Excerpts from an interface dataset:
..........

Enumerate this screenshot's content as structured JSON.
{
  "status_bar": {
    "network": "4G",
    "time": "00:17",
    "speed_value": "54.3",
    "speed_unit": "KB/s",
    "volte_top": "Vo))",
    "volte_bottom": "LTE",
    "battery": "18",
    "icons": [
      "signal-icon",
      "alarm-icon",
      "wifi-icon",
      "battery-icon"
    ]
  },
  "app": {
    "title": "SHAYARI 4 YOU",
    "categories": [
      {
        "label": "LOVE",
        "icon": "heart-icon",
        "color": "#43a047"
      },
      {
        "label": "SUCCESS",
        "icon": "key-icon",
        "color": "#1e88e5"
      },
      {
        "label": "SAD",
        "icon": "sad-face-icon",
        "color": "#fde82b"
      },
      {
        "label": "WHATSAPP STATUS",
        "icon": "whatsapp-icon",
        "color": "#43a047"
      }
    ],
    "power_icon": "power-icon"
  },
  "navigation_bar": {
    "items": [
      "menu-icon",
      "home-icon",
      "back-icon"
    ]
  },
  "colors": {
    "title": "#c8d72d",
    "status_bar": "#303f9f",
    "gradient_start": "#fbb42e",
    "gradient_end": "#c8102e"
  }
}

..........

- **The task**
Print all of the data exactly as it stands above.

- **Task result**
Enumerate this screenshot's content as structured JSON.
{
  "status_bar": {
    "network": "4G",
    "time": "00:17",
    "speed_value": "54.3",
    "speed_unit": "KB/s",
    "volte_top": "Vo))",
    "volte_bottom": "LTE",
    "battery": "18",
    "icons": [
      "signal-icon",
      "alarm-icon",
      "wifi-icon",
      "battery-icon"
    ]
  },
  "app": {
    "title": "SHAYARI 4 YOU",
    "categories": [
      {
        "label": "LOVE",
        "icon": "heart-icon",
        "color": "#43a047"
      },
      {
        "label": "SUCCESS",
        "icon": "key-icon",
        "color": "#1e88e5"
      },
      {
        "label": "SAD",
        "icon": "sad-face-icon",
        "color": "#fde82b"
      },
      {
        "label": "WHATSAPP STATUS",
        "icon": "whatsapp-icon",
        "color": "#43a047"
      }
    ],
    "power_icon": "power-icon"
  },
  "navigation_bar": {
    "items": [
      "menu-icon",
      "home-icon",
      "back-icon"
    ]
  },
  "colors": {
    "title": "#c8d72d",
    "status_bar": "#303f9f",
    "gradient_start": "#fbb42e",
    "gradient_end": "#c8102e"
  }
}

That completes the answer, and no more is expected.